20050232469 October 20, 2005 Schofield et al.
20050274883 December 15, 2005 Nagano
20060038668 February 23, 2006 DeWard et al.
20060044450 March 2, 2006 Wolterink
20060049533 March 9, 2006 Kamoshita
20060050018 March 9, 2006 Hutzel et al.
20060054802 March 16, 2006 Johnston
20060056077 March 16, 2006 Johnston
20060061008 March 23, 2006 Karner et al.
20060065436 March 30, 2006 Gally et al.
20060077575 April 13, 2006 Nakai et al.
20060103727 May 18, 2006 Tseng
20060125919 June 15, 2006 Camilleri et al.
20060171704 August 3, 2006 Bingle
20060184297 August 17, 2006 Higgins-Luthman
20070040034 February 22, 2007 Hennick
20070096020 May 3, 2007 Mitsugi et al.
20070279518 December 6, 2007 Apel et al.
20080024883 January 31, 2008 Iwasaki
20080043105 February 21, 2008 Kallhammer et al.
20080122965 May 29, 2008 Fang
20090010494 January 8, 2009 Bechtel et al.
20090012203 January 8, 2009 Nakanishi et al.
20090244361 October 1, 2009 Gebauer
20090295181 December 3, 2009 Lawlor et al.
20100015713 January 21, 2010 Deeter et al.
20100097519 April 22, 2010 Byrne et al.
20100103308 April 29, 2010 Butterfield et al.
20100279439 November 4, 2010 Shah et al.
20110025850 February 3, 2011 Maekawa et al.
20110298968 December 8, 2011 Tseng et al.

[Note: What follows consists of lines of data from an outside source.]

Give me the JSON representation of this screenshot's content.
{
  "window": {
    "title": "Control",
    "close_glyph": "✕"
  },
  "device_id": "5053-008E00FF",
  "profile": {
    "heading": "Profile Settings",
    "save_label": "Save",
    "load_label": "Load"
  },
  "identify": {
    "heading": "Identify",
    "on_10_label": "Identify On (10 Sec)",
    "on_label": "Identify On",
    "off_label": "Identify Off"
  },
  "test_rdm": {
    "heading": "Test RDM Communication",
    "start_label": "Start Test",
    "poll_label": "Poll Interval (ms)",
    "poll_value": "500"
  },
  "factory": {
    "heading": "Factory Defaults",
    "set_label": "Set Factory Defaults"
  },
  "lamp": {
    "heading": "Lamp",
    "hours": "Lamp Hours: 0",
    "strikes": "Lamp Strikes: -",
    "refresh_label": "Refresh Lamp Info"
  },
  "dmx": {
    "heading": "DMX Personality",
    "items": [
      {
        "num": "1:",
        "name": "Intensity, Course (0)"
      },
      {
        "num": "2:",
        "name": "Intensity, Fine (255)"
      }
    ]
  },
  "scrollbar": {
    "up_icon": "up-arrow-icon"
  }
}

20120081550 April 5, 2012 Sewell
20120265416 October 18, 2012 Lu et al.
20140000804 January 2, 2014 Looi et al.
20140022657 January 23, 2014 Lu et al.
20140313337 October 23, 2014 Devota et al.
20150327398 November 12, 2015 Achenbach et al.
20160255257 September 1, 2016 Lu et al.
Patent History
Patent number: 10979611
Type: Grant
Filed: Dec 30, 2019
Date of Patent: Apr 13, 2021
Patent Publication Number: 20200137275
Assignee: MAGNA ELECTRONICS INC. (Auburn Hills, MI)
Inventors: Steven V. Byrne (Goodrich, MI), Ben Stickler (Plymouth, MI), Richard Rieden (Clinton Township, MI), Matthew C. Sesti (Williamston, MI), Brian D. Brasier (Howell, MI)
Primary Examiner: Ahmed A Berhan
Application Number: 16/729,786
Classifications
Current U.S. Class: Vehicular (348/148)
International Classification: H04N 5/225 (20060101); B60R 11/04 (20060101); B60R 1/00 (20060101);